But, Jacksonville has a lot to offer that young, passionate teacher- a beautiful setting on the river, good people, parks in which they can play with their friends and family, great restaurants, a vibrant live music scene, the NFL, and, yes, food trucks. Cities like San Fransisco, Austin, Minneapolis, Atlanta, and Washington D.C. – all bastions of hip culture – have long embraced mobile food vendors as low cost outlets for culinary creativity to get off the ground in a hyper-competitive American economy. Fortunately, Jacksonville has followed suit and our own food truck scene is to be envied, having even given rise to some of the more creative and interesting restaurants in town- Pele’s Wood Fire Pizza and the Blind Fig among them.

If Jacksonville is to remain the Bold New City of the South, we must continue to embrace the kinds of things that will attract new and retain current talent. The uproar over an attempted ordinance to effectively snuff out food trucks is not rooted in a passion for mobile grub so much as it is the manifestation of a community that is ready to celebrate its considerable strengths while continuing to build a twenty first century city that is no longer mistaken as a hillbilly hamlet. There is no good reason to outlaw food trucks. But, there is great reason to expect that Jacksonville can continue to move forward if the City Council does its part to support innovation in the culinary arts and beyond.

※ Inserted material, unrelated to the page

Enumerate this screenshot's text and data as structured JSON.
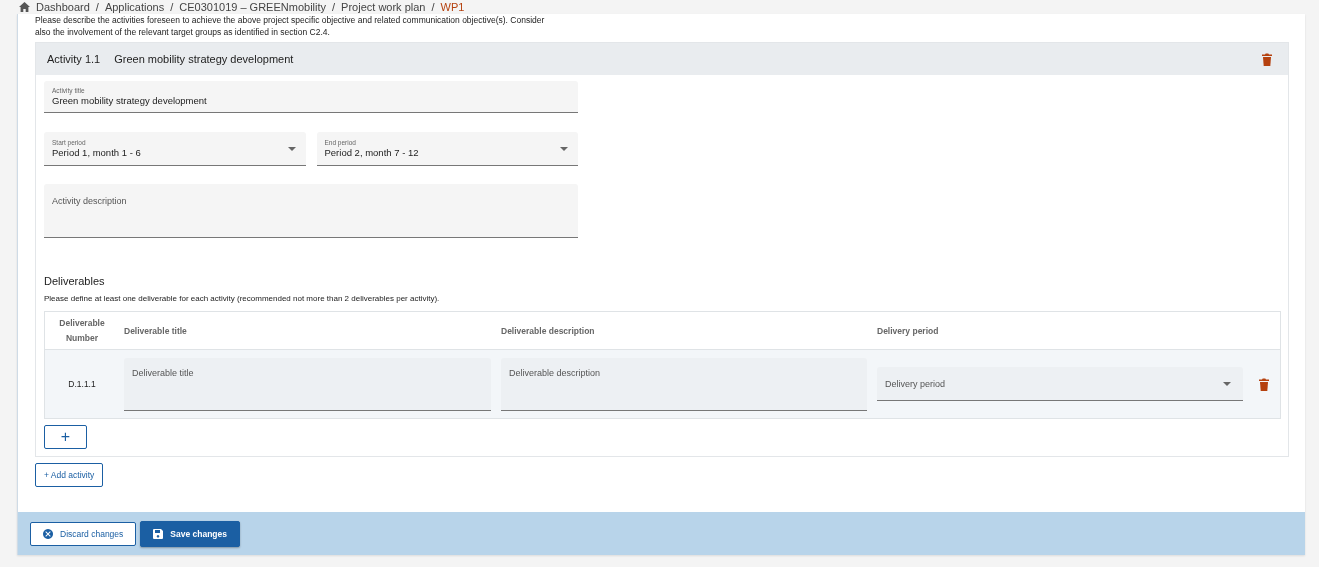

I intend to teach in Northwest Jacksonville for the rest of my career. And I intend to encourage others to join for decades to come. But, that is going to be a hard sell if our town begins to turn its back on simple, unassailable progress just for the sake of resistance to change. Please encourage your fellow council members to join you in voting against Ordinance 2014.


James T. Payton III

New Year’s Eve with Antique Animals at Underbelly Live

18 01 2014


Joe Shuck’s voice sounds like a freight train driven by Kurt Cobain running over a mutant grizzly bear. It’s gritty and soulful and it grabs you from the first song in the set and doesn’t let go until his band, Antique Animals, has fully sated you. Shuck is a rockstar in the tradition of Sid Vicious or Jimi Hendrix- intoxicated and intoxicating, a throwback to punk rock and soul, stumbling that tightrope half-drunk. And when his narrator tells a man about the things that are happening between “Me and your daughter”, you believe him. In fact, the whole show seems real- like dude is unencumbered by pretense or the attempt to impress anyone. He professes his love for the audience and the band and everyone returns the gesture in kind. Trumpet, drums, guitar, bass, vocals, and audience all working with the common goal of living in a passionate moment.

My New Year’s Eve was supposed to include the legendary Greg Allman with the legendary-in-my-mind J.J. Grey and Mofro. But, we waited too long to buy tickets and that show sold out. So my friends and I were left with finding a plan B. I wanted to see Antique Animals on New Year’s Eve last year, but a girl got involved and messed that up. This year I am fortunate to have a woman in my life who, far from discouraging me to do such things, wholeheartedly supports such ideas. And a wildly successful idea it proved to be. Antique Animals put on the kind of show that you want on New Year’s Eve- fun and energetic, with a perfect mix of originals and not-so-obvious covers like an outstanding version of Nine Inch Nails’s Closer. It was a fitting end to a year that brought opportunity and change- a year that proved to be dynamic and trying, but ultimately beautiful. Cheers.